== What to work on ==
Print the records below once again, exactly as they were given.

** Opening Extracted information block **

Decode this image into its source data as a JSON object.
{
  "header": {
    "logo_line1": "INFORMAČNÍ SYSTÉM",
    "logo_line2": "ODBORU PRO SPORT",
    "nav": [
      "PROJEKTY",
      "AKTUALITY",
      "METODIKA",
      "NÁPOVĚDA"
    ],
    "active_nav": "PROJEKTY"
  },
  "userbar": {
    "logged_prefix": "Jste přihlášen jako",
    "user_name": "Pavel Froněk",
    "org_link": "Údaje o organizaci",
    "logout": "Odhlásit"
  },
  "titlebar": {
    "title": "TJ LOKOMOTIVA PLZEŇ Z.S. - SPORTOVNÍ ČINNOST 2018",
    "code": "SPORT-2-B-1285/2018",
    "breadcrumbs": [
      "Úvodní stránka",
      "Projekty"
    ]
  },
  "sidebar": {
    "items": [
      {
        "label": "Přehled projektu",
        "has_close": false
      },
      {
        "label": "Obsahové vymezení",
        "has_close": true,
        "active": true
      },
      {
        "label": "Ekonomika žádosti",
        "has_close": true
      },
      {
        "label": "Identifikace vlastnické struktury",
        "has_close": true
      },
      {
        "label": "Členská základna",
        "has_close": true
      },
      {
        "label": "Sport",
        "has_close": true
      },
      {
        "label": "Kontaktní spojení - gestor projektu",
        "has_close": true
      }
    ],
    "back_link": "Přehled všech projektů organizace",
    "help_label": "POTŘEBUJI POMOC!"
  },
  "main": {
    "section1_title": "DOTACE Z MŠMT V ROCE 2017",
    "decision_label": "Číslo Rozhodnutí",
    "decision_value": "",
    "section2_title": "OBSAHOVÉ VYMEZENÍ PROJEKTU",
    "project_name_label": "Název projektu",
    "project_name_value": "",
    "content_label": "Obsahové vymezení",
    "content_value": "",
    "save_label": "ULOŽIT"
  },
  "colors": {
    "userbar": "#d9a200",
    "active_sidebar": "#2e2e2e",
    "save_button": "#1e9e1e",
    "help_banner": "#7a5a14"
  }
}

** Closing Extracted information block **

== Reply ==
Decode this image into its source data as a JSON object.
{
  "header": {
    "logo_line1": "INFORMAČNÍ SYSTÉM",
    "logo_line2": "ODBORU PRO SPORT",
    "nav": [
      "PROJEKTY",
      "AKTUALITY",
      "METODIKA",
      "NÁPOVĚDA"
    ],
    "active_nav": "PROJEKTY"
  },
  "userbar": {
    "logged_prefix": "Jste přihlášen jako",
    "user_name": "Pavel Froněk",
    "org_link": "Údaje o organizaci",
    "logout": "Odhlásit"
  },
  "titlebar": {
    "title": "TJ LOKOMOTIVA PLZEŇ Z.S. - SPORTOVNÍ ČINNOST 2018",
    "code": "SPORT-2-B-1285/2018",
    "breadcrumbs": [
      "Úvodní stránka",
      "Projekty"
    ]
  },
  "sidebar": {
    "items": [
      {
        "label": "Přehled projektu",
        "has_close": false
      },
      {
        "label": "Obsahové vymezení",
        "has_close": true,
        "active": true
      },
      {
        "label": "Ekonomika žádosti",
        "has_close": true
      },
      {
        "label": "Identifikace vlastnické struktury",
        "has_close": true
      },
      {
        "label": "Členská základna",
        "has_close": true
      },
      {
        "label": "Sport",
        "has_close": true
      },
      {
        "label": "Kontaktní spojení - gestor projektu",
        "has_close": true
      }
    ],
    "back_link": "Přehled všech projektů organizace",
    "help_label": "POTŘEBUJI POMOC!"
  },
  "main": {
    "section1_title": "DOTACE Z MŠMT V ROCE 2017",
    "decision_label": "Číslo Rozhodnutí",
    "decision_value": "",
    "section2_title": "OBSAHOVÉ VYMEZENÍ PROJEKTU",
    "project_name_label": "Název projektu",
    "project_name_value": "",
    "content_label": "Obsahové vymezení",
    "content_value": "",
    "save_label": "ULOŽIT"
  },
  "colors": {
    "userbar": "#d9a200",
    "active_sidebar": "#2e2e2e",
    "save_button": "#1e9e1e",
    "help_banner": "#7a5a14"
  }
}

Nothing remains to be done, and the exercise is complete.